      Let me add that, back in the 90's, I was involved with prison work (the Alternatives to Violence Project) that put me in contact with several pedophiles. In intense weekend workshop experiences, I had considerable opportunity to empathize with them. At no point did this empathizing have any impact on my view that their pedophilic dispositions were anything but profoundly damaging and distorted manifestations of their sexuality. In fact, the empathizing strengthened this view. Here were people who were being literally destroyed from within by their sexuality--and the harm was spilling out willy-nilly onto others, doing crushing harm to the most vulnerable in society.

      Empathizing with my gay and lesbian neighbors, by contrast, completely overturned my culturally-inculcated belief that there was something inherently wrong with their homosexuality. The difference lies in *what I learned* through sustained empathetic attention to the diverse community of gay and lesbian friends I came to have.

      The point is this: Anyone who has practiced empathy in the sort of careful way I sketch out above has learned that this practice does NOT lead to blanket embrace of every impulse and desire that the object of empathy happens to have. On the contrary, it appears to function as a means of moral discernment, one that intensifies some moral judgments of wrongness and overturns others. Whether it is a sufficient means is another matter--but the fear that leads many Christians I know to resist the urgings of empathy seems to be rooted in the wrongheaded idea that empathy washes away all moral distinctions and negative moral assessments. If you look at the way empathizing actually works, this is a mistake.

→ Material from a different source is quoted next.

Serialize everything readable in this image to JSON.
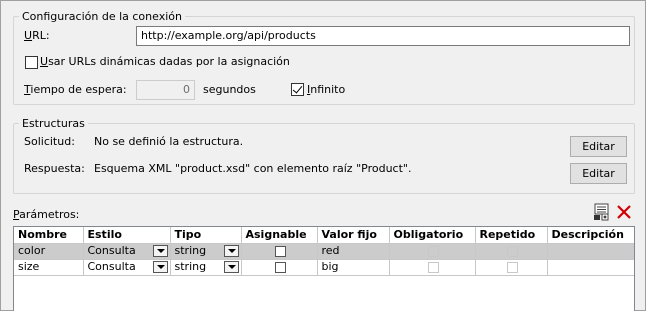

  6. Hi JD

    What if we look at empathy not as a arbiter or right and wrong, but rather as a mechanism by which behaviour is shaped, a behaviour which moral codes in turn can exploit?

    That is, empathy might not tell us what is moral, but might nudge our behaviour, given our understanding of right and wrong. Hence, the parent discovering their son is gay might find it impossible to maintain a point of view that would harm their child. The moral principle is 'do no unnecessary harm to my child' and empathy allows the parent to see that their prejudices are indeed causing their child harm.

    So empathy makes some moral positions harder to maintain than others, as we become aware of the harm our stances are causing. In this way, it perhaps places some pragmatic constraints on the types of morality rules we develop, and a large part of this is surely biological. As highly socialised creatures, evolution seems to have placed a premium upon the sorts of behaviours and responses that support social cohesion (reciprocity, cheat detection, loyalty etc) and as cultured creatures we have in turn exploited these tendencies in the construction of our moral codes.



    1. Some good thoughts here. I would say that in your example, empathy functions *somewhat* as an "arbiter of right and wrong," in the following way: The parent, prior to learning that their son is gay, ascribed to two distinct moral principles: "Homosexuality is categorically wrong" and "Doing unnecessary harm to one's child is wrong." Parental empathy revealed to the parent the fact that ascribing to the former conflicted with acting on the latter--leading them not only to give up the former in their own case but (as my experience with PFFLAG parents testifies) to become active in trying to change views about the ethics of homosexuality more broadly, especially in the case of parents of children who are or might be gay.